Robert added: "It's not the ending we wanted, but we're pleased the police and prosecution have tried everything, but it's the mental health system, what can you do?
"Obviously you don't realise until you're in the situation how many nice people there are out there and it does mean a lot to us."
The family said if one person hands in a knife and seeks help, it would make a difference.
The case will return to court next Friday, March 22, at 2pm for a sentencing hearing following the completion of further mental health reports.
Leonard Smith, mitigating, told the court it was accepted Mountain would be detained for "a very, very long time" with one of the options to impose a hospital order with a restriction which would mean he could only be released on the say so of the Home Secretary, or other lengthy detentions.
He added: "One feels nothing but genuine sympathy for the family of Mrs Hoggett as this will cause further pain for them today.
"They came here today to know what the final resolution would be in this case.
"My application for the sentence to be adjourned, which will mean a wait for another short period of time to next Friday, prolongs their agony.
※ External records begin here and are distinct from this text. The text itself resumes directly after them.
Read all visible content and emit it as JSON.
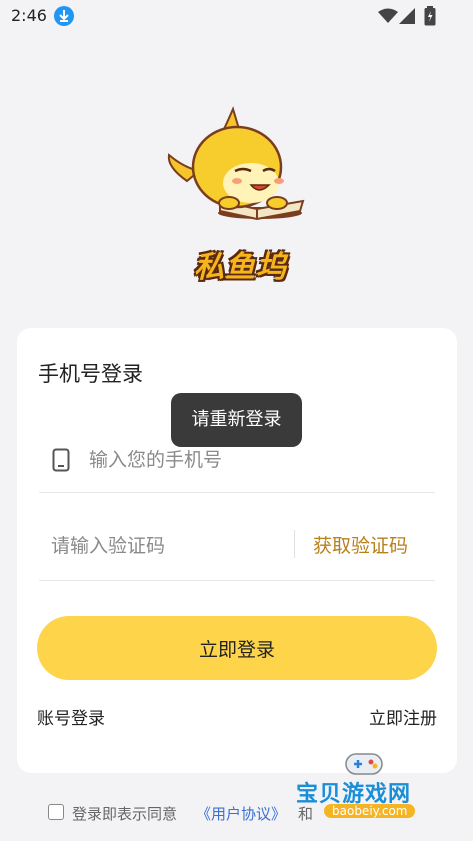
{
  "status_bar": {
    "time": "2:46",
    "icons": [
      "download-icon",
      "wifi-icon",
      "signal-icon",
      "battery-icon"
    ]
  },
  "app": {
    "name": "私鱼坞",
    "logo_icon": "shark-reading-book-icon"
  },
  "login": {
    "title": "手机号登录",
    "phone_placeholder": "输入您的手机号",
    "code_placeholder": "请输入验证码",
    "get_code_label": "获取验证码",
    "submit_label": "立即登录",
    "account_login_label": "账号登录",
    "register_label": "立即注册"
  },
  "toast": {
    "message": "请重新登录"
  },
  "agreement": {
    "prefix": "登录即表示同意",
    "user_agreement_link": "《用户协议》",
    "and": "和"
  },
  "watermark": {
    "title": "宝贝游戏网",
    "subtitle": "baobeiy.com",
    "icon": "gamepad-icon"
  },
  "colors": {
    "background": "#f3f3f5",
    "accent": "#fdd44a",
    "get_code": "#b8801a",
    "link": "#3a6fd8",
    "toast_bg": "#3a3a3a"
  }
}
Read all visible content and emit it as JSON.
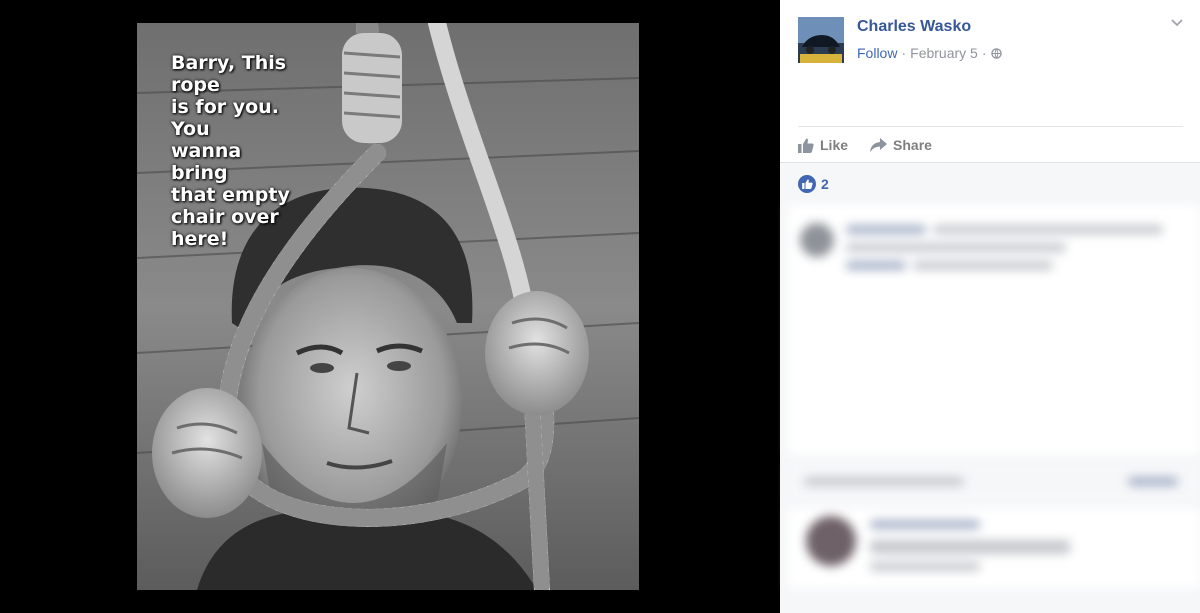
{
  "photo": {
    "caption": "Barry, This\nrope\nis for you.\nYou\nwanna\nbring\nthat empty\nchair over\nhere!"
  },
  "post": {
    "author": "Charles Wasko",
    "follow_label": "Follow",
    "separator": "·",
    "date": "February 5",
    "avatar_icon": "car-photo-avatar",
    "privacy_icon": "globe-icon",
    "menu_icon": "chevron-down-icon"
  },
  "actions": {
    "like_label": "Like",
    "share_label": "Share"
  },
  "reactions": {
    "count": "2",
    "icon": "thumbs-up-icon"
  },
  "colors": {
    "link": "#365899",
    "accent": "#4267b2",
    "muted": "#90949c",
    "panel_bg": "#f6f7f9"
  }
}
"I have read their impact statements and one would have to have a heart of stone to not be moved massively by that."